Dataset rows describing interfaces:

════════════════════

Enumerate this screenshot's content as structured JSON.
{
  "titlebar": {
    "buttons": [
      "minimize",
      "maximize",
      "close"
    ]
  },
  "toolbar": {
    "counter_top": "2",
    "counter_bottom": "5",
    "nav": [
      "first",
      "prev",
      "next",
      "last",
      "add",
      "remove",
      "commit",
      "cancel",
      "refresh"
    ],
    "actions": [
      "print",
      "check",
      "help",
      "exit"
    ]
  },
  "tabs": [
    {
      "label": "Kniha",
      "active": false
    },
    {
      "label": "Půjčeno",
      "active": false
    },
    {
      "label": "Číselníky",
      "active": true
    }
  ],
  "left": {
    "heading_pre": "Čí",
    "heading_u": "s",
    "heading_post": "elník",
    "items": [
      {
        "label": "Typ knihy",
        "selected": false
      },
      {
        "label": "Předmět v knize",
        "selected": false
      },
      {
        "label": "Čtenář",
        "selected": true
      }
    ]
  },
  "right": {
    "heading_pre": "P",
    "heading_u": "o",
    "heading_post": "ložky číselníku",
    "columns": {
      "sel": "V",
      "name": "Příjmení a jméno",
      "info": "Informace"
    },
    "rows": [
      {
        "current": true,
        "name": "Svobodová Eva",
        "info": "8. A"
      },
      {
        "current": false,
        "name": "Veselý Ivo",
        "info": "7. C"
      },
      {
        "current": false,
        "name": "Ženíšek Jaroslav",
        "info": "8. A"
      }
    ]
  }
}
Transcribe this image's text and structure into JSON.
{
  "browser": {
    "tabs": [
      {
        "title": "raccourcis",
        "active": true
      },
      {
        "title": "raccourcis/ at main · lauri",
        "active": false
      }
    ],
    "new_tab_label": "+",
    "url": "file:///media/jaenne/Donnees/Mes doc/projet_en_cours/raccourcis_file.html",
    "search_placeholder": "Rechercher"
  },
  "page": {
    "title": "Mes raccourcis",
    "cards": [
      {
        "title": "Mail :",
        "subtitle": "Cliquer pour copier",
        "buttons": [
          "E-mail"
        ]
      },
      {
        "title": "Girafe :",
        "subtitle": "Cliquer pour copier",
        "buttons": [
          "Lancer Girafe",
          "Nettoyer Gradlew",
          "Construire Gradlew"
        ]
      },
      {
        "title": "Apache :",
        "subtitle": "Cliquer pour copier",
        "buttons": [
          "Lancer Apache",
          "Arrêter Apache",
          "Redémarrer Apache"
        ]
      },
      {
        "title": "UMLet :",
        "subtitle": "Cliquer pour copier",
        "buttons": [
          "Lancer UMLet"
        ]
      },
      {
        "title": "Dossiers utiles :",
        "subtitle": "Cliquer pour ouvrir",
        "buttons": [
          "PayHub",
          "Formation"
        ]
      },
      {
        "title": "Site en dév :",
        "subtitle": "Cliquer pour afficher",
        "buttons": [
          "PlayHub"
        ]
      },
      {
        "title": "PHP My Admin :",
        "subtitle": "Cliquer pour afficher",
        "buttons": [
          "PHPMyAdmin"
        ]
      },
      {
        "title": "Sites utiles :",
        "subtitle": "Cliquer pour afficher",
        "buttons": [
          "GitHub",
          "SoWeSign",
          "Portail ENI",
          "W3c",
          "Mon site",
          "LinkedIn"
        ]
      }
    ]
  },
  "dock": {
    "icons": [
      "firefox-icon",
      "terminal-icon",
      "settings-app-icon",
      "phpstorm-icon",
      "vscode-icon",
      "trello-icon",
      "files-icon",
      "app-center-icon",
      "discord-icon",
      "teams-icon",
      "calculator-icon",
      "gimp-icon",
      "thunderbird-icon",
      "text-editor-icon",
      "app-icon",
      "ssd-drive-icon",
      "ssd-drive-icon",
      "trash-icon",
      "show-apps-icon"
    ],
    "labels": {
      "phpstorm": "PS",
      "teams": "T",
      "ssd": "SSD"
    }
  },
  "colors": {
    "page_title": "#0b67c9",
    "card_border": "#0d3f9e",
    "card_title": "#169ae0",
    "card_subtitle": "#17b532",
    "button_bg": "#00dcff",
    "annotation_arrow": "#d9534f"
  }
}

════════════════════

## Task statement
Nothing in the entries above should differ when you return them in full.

## Result of this exercise
Enumerate this screenshot's content as structured JSON.
{
  "titlebar": {
    "buttons": [
      "minimize",
      "maximize",
      "close"
    ]
  },
  "toolbar": {
    "counter_top": "2",
    "counter_bottom": "5",
    "nav": [
      "first",
      "prev",
      "next",
      "last",
      "add",
      "remove",
      "commit",
      "cancel",
      "refresh"
    ],
    "actions": [
      "print",
      "check",
      "help",
      "exit"
    ]
  },
  "tabs": [
    {
      "label": "Kniha",
      "active": false
    },
    {
      "label": "Půjčeno",
      "active": false
    },
    {
      "label": "Číselníky",
      "active": true
    }
  ],
  "left": {
    "heading_pre": "Čí",
    "heading_u": "s",
    "heading_post": "elník",
    "items": [
      {
        "label": "Typ knihy",
        "selected": false
      },
      {
        "label": "Předmět v knize",
        "selected": false
      },
      {
        "label": "Čtenář",
        "selected": true
      }
    ]
  },
  "right": {
    "heading_pre": "P",
    "heading_u": "o",
    "heading_post": "ložky číselníku",
    "columns": {
      "sel": "V",
      "name": "Příjmení a jméno",
      "info": "Informace"
    },
    "rows": [
      {
        "current": true,
        "name": "Svobodová Eva",
        "info": "8. A"
      },
      {
        "current": false,
        "name": "Veselý Ivo",
        "info": "7. C"
      },
      {
        "current": false,
        "name": "Ženíšek Jaroslav",
        "info": "8. A"
      }
    ]
  }
}
Transcribe this image's text and structure into JSON.
{
  "browser": {
    "tabs": [
      {
        "title": "raccourcis",
        "active": true
      },
      {
        "title": "raccourcis/ at main · lauri",
        "active": false
      }
    ],
    "new_tab_label": "+",
    "url": "file:///media/jaenne/Donnees/Mes doc/projet_en_cours/raccourcis_file.html",
    "search_placeholder": "Rechercher"
  },
  "page": {
    "title": "Mes raccourcis",
    "cards": [
      {
        "title": "Mail :",
        "subtitle": "Cliquer pour copier",
        "buttons": [
          "E-mail"
        ]
      },
      {
        "title": "Girafe :",
        "subtitle": "Cliquer pour copier",
        "buttons": [
          "Lancer Girafe",
          "Nettoyer Gradlew",
          "Construire Gradlew"
        ]
      },
      {
        "title": "Apache :",
        "subtitle": "Cliquer pour copier",
        "buttons": [
          "Lancer Apache",
          "Arrêter Apache",
          "Redémarrer Apache"
        ]
      },
      {
        "title": "UMLet :",
        "subtitle": "Cliquer pour copier",
        "buttons": [
          "Lancer UMLet"
        ]
      },
      {
        "title": "Dossiers utiles :",
        "subtitle": "Cliquer pour ouvrir",
        "buttons": [
          "PayHub",
          "Formation"
        ]
      },
      {
        "title": "Site en dév :",
        "subtitle": "Cliquer pour afficher",
        "buttons": [
          "PlayHub"
        ]
      },
      {
        "title": "PHP My Admin :",
        "subtitle": "Cliquer pour afficher",
        "buttons": [
          "PHPMyAdmin"
        ]
      },
      {
        "title": "Sites utiles :",
        "subtitle": "Cliquer pour afficher",
        "buttons": [
          "GitHub",
          "SoWeSign",
          "Portail ENI",
          "W3c",
          "Mon site",
          "LinkedIn"
        ]
      }
    ]
  },
  "dock": {
    "icons": [
      "firefox-icon",
      "terminal-icon",
      "settings-app-icon",
      "phpstorm-icon",
      "vscode-icon",
      "trello-icon",
      "files-icon",
      "app-center-icon",
      "discord-icon",
      "teams-icon",
      "calculator-icon",
      "gimp-icon",
      "thunderbird-icon",
      "text-editor-icon",
      "app-icon",
      "ssd-drive-icon",
      "ssd-drive-icon",
      "trash-icon",
      "show-apps-icon"
    ],
    "labels": {
      "phpstorm": "PS",
      "teams": "T",
      "ssd": "SSD"
    }
  },
  "colors": {
    "page_title": "#0b67c9",
    "card_border": "#0d3f9e",
    "card_title": "#169ae0",
    "card_subtitle": "#17b532",
    "button_bg": "#00dcff",
    "annotation_arrow": "#d9534f"
  }
}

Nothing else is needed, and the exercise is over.